[What the task requires]:
Below are some entries. Count the lines where "keys" appears and state only that number.

[Given data]:
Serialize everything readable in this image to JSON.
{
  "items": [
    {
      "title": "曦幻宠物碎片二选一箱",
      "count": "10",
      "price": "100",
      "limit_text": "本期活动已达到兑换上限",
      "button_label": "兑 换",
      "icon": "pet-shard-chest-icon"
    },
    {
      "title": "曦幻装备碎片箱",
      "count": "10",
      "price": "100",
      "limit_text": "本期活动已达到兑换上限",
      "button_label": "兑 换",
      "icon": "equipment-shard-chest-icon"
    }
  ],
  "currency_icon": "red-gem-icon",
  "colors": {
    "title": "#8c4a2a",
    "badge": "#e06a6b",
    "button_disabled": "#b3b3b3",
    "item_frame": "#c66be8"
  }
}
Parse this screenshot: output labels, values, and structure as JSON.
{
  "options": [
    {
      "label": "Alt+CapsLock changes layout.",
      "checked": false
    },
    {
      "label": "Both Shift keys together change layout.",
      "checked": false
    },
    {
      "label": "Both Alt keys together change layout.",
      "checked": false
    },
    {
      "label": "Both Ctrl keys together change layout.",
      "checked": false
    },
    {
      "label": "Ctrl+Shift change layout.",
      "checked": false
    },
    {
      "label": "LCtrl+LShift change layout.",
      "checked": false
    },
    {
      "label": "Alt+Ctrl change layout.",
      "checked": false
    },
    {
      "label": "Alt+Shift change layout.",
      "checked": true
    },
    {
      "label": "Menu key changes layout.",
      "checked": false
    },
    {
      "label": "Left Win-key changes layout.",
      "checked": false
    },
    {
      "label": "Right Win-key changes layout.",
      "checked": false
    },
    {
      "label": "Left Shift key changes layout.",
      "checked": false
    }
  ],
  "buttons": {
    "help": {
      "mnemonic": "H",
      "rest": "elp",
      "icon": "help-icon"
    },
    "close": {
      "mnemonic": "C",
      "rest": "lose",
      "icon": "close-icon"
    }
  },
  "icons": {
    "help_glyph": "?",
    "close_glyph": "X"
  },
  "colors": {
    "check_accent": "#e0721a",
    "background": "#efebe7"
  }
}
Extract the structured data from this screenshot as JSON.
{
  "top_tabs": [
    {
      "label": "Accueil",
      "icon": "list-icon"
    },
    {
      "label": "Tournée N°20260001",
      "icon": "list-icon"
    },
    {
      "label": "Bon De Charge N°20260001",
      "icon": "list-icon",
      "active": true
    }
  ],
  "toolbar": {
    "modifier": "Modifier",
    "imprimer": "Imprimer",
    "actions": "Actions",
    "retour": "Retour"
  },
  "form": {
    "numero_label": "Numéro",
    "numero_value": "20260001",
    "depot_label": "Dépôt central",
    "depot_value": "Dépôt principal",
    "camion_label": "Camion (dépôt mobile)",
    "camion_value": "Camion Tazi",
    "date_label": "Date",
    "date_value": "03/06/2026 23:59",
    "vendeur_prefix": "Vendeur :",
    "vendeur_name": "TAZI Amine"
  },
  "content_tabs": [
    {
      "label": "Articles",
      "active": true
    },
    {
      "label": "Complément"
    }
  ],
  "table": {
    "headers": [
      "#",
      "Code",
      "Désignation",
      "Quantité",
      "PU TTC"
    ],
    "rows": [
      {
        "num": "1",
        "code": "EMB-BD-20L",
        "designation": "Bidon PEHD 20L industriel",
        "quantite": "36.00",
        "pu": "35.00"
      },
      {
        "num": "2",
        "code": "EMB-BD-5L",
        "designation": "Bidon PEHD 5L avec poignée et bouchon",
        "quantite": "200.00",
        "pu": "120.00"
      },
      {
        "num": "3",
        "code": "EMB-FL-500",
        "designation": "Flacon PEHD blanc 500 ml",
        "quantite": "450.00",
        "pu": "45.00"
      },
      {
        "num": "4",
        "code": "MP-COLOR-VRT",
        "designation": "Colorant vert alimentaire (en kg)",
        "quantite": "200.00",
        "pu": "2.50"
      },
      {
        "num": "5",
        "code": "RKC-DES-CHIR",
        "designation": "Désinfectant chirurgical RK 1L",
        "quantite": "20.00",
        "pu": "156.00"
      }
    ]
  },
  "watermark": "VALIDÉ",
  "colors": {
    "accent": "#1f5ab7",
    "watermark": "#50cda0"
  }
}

[Output]:
3